▶ **WHAT YOU NEED TO DO**:
If a line in the data contains "JSON", copy it out.
:::
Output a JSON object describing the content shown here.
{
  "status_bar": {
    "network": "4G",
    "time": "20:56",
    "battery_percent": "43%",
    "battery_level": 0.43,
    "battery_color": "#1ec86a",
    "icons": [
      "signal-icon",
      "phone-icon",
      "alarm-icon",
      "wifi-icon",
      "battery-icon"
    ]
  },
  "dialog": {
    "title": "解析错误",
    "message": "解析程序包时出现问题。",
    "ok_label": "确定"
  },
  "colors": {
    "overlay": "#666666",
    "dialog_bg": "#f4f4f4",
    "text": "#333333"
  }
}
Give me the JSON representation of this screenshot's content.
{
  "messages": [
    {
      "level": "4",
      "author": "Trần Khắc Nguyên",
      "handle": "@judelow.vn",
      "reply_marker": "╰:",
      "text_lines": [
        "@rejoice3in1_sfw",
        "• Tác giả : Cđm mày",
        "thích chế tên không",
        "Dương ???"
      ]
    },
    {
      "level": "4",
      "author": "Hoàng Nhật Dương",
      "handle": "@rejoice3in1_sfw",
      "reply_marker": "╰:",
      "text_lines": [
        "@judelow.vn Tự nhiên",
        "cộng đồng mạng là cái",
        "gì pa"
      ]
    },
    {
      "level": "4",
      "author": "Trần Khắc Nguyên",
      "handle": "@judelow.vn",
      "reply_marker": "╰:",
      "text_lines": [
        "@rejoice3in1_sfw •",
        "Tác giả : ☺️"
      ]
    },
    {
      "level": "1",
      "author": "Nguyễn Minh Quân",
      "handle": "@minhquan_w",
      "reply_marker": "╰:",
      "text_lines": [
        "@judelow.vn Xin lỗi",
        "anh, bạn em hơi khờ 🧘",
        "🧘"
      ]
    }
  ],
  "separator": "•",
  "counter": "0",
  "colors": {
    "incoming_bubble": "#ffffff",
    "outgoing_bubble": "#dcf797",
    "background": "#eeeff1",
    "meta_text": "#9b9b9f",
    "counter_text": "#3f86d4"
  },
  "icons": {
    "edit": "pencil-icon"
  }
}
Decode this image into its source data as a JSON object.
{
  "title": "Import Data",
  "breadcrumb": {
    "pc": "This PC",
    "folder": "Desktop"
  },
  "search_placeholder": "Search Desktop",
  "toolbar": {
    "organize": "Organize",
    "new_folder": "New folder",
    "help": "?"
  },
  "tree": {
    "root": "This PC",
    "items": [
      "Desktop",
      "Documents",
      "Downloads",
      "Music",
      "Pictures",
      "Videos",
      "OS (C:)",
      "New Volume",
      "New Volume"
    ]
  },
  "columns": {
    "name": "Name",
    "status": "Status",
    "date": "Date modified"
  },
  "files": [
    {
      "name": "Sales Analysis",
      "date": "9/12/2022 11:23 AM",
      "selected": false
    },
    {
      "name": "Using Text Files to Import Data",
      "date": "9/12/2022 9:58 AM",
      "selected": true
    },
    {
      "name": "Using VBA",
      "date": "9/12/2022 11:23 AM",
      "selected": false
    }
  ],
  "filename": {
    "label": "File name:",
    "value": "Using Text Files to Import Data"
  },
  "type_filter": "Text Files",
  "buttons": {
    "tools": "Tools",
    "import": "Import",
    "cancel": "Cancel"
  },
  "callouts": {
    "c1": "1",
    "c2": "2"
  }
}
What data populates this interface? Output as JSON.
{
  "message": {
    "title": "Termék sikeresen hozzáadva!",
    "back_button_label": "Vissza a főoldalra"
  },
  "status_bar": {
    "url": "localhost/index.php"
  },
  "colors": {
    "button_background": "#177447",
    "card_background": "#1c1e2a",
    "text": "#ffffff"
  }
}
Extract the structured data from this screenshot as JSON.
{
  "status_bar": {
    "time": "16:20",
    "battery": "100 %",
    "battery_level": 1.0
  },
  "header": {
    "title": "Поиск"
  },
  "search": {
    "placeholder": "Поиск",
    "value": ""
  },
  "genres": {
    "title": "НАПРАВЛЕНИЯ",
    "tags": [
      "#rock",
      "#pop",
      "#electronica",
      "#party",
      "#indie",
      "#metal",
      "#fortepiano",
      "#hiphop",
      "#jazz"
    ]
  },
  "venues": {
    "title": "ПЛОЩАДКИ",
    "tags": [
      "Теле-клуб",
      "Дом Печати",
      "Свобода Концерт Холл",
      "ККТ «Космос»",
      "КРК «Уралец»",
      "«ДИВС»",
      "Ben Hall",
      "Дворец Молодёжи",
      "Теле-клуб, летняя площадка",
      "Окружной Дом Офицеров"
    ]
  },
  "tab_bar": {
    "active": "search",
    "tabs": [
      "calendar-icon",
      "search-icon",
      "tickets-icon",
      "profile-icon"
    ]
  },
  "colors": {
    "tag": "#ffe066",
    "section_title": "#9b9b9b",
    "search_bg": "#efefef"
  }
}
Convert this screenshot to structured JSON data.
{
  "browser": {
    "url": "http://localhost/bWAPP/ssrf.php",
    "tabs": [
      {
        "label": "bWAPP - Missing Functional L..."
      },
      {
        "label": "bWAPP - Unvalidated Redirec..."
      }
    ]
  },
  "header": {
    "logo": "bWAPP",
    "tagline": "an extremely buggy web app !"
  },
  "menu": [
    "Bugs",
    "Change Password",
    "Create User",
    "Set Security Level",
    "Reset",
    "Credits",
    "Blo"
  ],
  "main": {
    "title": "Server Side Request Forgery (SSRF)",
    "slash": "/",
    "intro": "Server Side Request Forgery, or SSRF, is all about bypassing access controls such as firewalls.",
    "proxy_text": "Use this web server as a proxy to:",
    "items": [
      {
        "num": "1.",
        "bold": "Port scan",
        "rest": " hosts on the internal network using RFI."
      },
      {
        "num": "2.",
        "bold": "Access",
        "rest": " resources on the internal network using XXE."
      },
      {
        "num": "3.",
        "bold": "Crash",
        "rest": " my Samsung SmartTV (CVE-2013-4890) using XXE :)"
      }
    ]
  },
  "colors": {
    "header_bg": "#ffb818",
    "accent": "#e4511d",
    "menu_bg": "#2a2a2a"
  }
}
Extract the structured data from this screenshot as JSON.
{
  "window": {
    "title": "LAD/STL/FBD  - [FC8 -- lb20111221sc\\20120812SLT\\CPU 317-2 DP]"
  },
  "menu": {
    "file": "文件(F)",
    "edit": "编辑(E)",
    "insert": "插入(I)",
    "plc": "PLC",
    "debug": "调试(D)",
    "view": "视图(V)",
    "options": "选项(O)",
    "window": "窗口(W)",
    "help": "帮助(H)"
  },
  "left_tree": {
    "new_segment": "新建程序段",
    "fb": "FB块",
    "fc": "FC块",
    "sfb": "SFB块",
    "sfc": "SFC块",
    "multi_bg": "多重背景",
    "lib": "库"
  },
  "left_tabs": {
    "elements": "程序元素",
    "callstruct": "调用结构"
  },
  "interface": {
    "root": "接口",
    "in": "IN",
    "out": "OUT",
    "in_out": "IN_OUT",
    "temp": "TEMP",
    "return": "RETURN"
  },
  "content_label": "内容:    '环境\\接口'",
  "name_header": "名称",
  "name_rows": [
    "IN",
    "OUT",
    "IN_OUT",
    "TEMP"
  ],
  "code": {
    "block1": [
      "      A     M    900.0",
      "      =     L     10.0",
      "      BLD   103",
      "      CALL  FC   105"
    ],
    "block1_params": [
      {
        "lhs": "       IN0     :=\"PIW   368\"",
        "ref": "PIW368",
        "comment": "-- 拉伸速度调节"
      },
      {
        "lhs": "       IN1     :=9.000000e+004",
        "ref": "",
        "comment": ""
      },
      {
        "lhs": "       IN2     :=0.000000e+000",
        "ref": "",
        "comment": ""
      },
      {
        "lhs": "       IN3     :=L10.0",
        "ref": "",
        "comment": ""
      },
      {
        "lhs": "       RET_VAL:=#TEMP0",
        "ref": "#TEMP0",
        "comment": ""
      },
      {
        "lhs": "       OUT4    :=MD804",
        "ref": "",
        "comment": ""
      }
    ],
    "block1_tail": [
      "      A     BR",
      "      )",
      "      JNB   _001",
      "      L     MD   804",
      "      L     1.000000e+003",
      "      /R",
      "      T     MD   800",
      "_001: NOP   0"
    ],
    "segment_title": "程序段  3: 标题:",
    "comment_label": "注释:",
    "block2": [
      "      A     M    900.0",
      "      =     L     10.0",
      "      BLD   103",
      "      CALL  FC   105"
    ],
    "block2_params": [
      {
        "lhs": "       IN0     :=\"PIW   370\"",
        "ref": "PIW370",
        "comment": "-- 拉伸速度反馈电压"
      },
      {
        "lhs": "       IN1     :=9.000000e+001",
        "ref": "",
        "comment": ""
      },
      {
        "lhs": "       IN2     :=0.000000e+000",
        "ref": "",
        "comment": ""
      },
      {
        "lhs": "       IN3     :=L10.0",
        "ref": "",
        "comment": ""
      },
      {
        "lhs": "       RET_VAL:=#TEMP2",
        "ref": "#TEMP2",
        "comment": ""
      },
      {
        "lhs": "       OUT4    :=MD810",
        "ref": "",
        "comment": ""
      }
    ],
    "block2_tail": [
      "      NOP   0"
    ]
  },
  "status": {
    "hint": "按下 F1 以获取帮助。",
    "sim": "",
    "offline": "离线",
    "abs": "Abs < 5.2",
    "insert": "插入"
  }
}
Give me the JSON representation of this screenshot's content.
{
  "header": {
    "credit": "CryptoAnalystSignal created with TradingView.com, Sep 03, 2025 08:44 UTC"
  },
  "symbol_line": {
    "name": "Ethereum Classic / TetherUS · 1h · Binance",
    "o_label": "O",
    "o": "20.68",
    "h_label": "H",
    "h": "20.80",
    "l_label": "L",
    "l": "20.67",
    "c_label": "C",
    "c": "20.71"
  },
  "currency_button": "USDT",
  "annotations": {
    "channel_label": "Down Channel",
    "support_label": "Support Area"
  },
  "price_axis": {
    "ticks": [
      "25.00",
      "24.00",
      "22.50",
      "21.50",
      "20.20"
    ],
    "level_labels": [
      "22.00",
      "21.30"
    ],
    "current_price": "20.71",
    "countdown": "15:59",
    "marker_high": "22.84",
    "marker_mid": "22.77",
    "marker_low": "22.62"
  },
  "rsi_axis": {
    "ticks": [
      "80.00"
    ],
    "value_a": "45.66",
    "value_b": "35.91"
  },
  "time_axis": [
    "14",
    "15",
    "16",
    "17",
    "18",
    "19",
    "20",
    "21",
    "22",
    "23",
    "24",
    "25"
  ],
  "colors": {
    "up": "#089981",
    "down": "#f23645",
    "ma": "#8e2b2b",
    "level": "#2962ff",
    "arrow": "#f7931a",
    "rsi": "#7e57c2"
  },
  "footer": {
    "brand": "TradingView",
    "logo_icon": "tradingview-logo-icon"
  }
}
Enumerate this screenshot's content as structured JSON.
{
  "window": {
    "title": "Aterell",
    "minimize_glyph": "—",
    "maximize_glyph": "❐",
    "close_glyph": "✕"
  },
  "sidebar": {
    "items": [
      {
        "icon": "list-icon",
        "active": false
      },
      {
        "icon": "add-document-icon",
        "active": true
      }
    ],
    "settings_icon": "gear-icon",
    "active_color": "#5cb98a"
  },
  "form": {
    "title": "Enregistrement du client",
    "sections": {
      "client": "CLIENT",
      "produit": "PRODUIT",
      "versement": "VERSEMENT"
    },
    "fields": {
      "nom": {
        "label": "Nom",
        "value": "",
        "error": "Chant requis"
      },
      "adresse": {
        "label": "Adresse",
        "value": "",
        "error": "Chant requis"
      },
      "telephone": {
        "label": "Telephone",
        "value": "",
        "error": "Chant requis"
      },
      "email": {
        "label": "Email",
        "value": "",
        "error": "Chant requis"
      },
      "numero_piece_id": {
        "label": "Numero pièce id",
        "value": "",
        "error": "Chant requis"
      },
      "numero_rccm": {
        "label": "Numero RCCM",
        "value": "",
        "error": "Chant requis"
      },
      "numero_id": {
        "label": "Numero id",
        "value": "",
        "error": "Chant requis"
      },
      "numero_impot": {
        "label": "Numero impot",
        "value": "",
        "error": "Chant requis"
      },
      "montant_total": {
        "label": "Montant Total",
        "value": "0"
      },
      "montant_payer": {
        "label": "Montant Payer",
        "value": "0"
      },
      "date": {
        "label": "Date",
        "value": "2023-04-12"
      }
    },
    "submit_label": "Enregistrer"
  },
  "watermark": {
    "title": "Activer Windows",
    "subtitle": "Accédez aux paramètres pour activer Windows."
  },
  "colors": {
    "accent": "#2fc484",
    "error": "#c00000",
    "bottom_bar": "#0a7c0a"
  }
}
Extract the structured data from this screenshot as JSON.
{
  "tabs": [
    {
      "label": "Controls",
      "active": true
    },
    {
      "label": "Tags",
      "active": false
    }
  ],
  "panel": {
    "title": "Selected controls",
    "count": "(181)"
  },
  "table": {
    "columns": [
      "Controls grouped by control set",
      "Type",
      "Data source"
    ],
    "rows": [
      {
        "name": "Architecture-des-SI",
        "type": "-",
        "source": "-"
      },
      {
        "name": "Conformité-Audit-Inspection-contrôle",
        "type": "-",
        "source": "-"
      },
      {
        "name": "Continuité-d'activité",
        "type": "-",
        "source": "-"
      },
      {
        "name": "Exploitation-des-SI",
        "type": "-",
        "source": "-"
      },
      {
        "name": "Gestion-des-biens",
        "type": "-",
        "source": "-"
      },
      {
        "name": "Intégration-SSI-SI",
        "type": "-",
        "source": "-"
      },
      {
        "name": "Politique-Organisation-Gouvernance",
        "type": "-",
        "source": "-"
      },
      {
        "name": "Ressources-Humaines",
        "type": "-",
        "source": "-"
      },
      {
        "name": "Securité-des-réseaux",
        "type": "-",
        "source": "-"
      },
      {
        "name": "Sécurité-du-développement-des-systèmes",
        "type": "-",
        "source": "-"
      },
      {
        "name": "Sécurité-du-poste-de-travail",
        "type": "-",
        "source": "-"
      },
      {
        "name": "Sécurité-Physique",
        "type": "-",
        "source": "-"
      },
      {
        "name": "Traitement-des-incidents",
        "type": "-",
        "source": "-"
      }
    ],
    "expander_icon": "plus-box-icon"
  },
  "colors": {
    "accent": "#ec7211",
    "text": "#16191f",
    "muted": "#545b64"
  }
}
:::
▶ **RESPONSE**:
Output a JSON object describing the content shown here.
Give me the JSON representation of this screenshot's content.
Decode this image into its source data as a JSON object.
What data populates this interface? Output as JSON.
Extract the structured data from this screenshot as JSON.
Convert this screenshot to structured JSON data.
Extract the structured data from this screenshot as JSON.
Give me the JSON representation of this screenshot's content.
Enumerate this screenshot's content as structured JSON.
Extract the structured data from this screenshot as JSON.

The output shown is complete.